#### [Assignment]
Every picture stays out; everything else in the listing below is to be returned exactly.

=== Materials provided ===

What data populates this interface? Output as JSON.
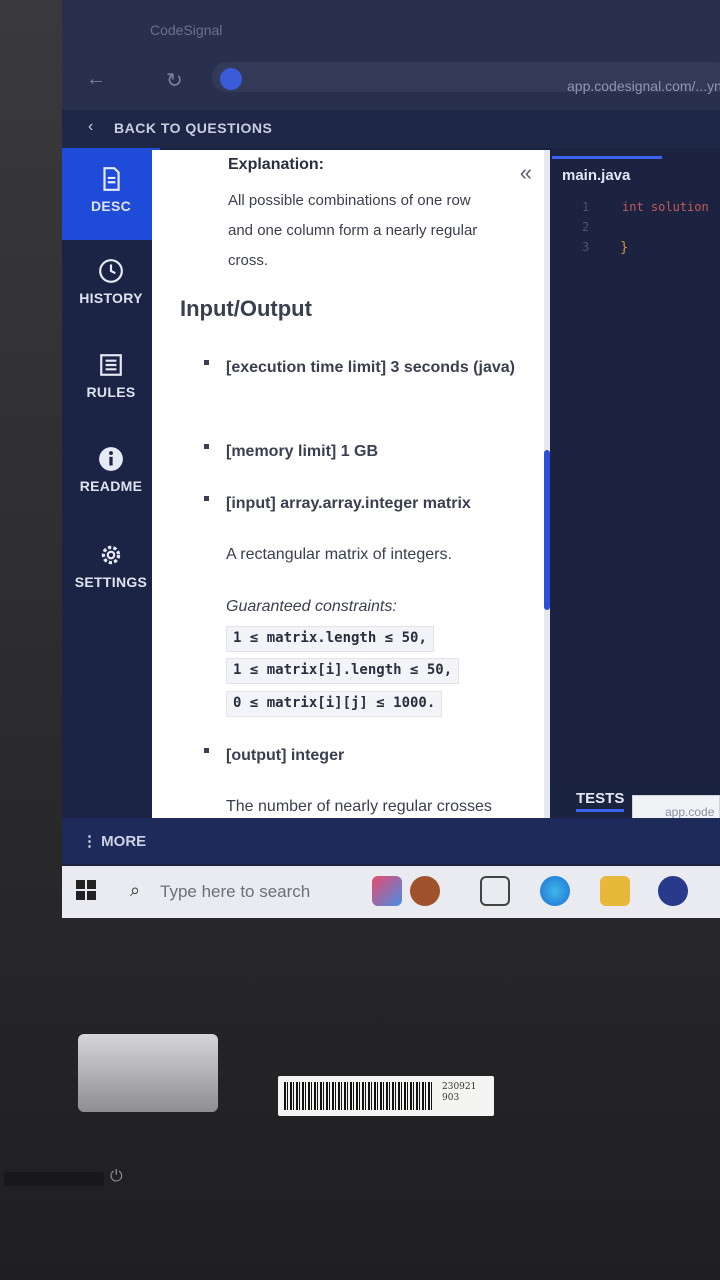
{
  "browser": {
    "tab_title": "CodeSignal",
    "url": "app.codesignal.com/...ynWe/question/owNd"
  },
  "back_label": "BACK TO QUESTIONS",
  "sidebar": {
    "items": [
      {
        "label": "DESC",
        "icon": "document-icon",
        "active": true
      },
      {
        "label": "HISTORY",
        "icon": "clock-icon",
        "active": false
      },
      {
        "label": "RULES",
        "icon": "list-icon",
        "active": false
      },
      {
        "label": "README",
        "icon": "info-icon",
        "active": false
      },
      {
        "label": "SETTINGS",
        "icon": "gear-icon",
        "active": false
      }
    ]
  },
  "description": {
    "explanation_title": "Explanation:",
    "explanation_lines": [
      "All possible combinations of one row",
      "and one column form a nearly regular",
      "cross."
    ],
    "section_heading": "Input/Output",
    "time_limit": "[execution time limit] 3 seconds (java)",
    "memory_limit": "[memory limit] 1 GB",
    "input": "[input] array.array.integer matrix",
    "input_desc": "A rectangular matrix of integers.",
    "constraints_title": "Guaranteed constraints:",
    "constraints": [
      "1 ≤ matrix.length ≤ 50",
      "1 ≤ matrix[i].length ≤ 50",
      "0 ≤ matrix[i][j] ≤ 1000"
    ],
    "constraint_separators": [
      ",",
      ",",
      "."
    ],
    "output": "[output] integer",
    "output_desc": "The number of nearly regular crosses"
  },
  "editor": {
    "filename": "main.java",
    "line_numbers": [
      "1",
      "2",
      "3"
    ],
    "code_line_1": "int solution",
    "code_line_3": "}"
  },
  "tests_label": "TESTS",
  "popup_text": "app.code",
  "more_label": "MORE",
  "taskbar": {
    "search_placeholder": "Type here to search"
  },
  "barcode_number": "230921 903",
  "colors": {
    "accent": "#1e4bd8",
    "sidebar_bg": "#1c2446",
    "editor_bg": "#1b2340"
  }
}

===

#### [Solution for this exercise]
What data populates this interface? Output as JSON.
{
  "browser": {
    "tab_title": "CodeSignal",
    "url": "app.codesignal.com/...ynWe/question/owNd"
  },
  "back_label": "BACK TO QUESTIONS",
  "sidebar": {
    "items": [
      {
        "label": "DESC",
        "icon": "document-icon",
        "active": true
      },
      {
        "label": "HISTORY",
        "icon": "clock-icon",
        "active": false
      },
      {
        "label": "RULES",
        "icon": "list-icon",
        "active": false
      },
      {
        "label": "README",
        "icon": "info-icon",
        "active": false
      },
      {
        "label": "SETTINGS",
        "icon": "gear-icon",
        "active": false
      }
    ]
  },
  "description": {
    "explanation_title": "Explanation:",
    "explanation_lines": [
      "All possible combinations of one row",
      "and one column form a nearly regular",
      "cross."
    ],
    "section_heading": "Input/Output",
    "time_limit": "[execution time limit] 3 seconds (java)",
    "memory_limit": "[memory limit] 1 GB",
    "input": "[input] array.array.integer matrix",
    "input_desc": "A rectangular matrix of integers.",
    "constraints_title": "Guaranteed constraints:",
    "constraints": [
      "1 ≤ matrix.length ≤ 50",
      "1 ≤ matrix[i].length ≤ 50",
      "0 ≤ matrix[i][j] ≤ 1000"
    ],
    "constraint_separators": [
      ",",
      ",",
      "."
    ],
    "output": "[output] integer",
    "output_desc": "The number of nearly regular crosses"
  },
  "editor": {
    "filename": "main.java",
    "line_numbers": [
      "1",
      "2",
      "3"
    ],
    "code_line_1": "int solution",
    "code_line_3": "}"
  },
  "tests_label": "TESTS",
  "popup_text": "app.code",
  "more_label": "MORE",
  "taskbar": {
    "search_placeholder": "Type here to search"
  },
  "barcode_number": "230921 903",
  "colors": {
    "accent": "#1e4bd8",
    "sidebar_bg": "#1c2446",
    "editor_bg": "#1b2340"
  }
}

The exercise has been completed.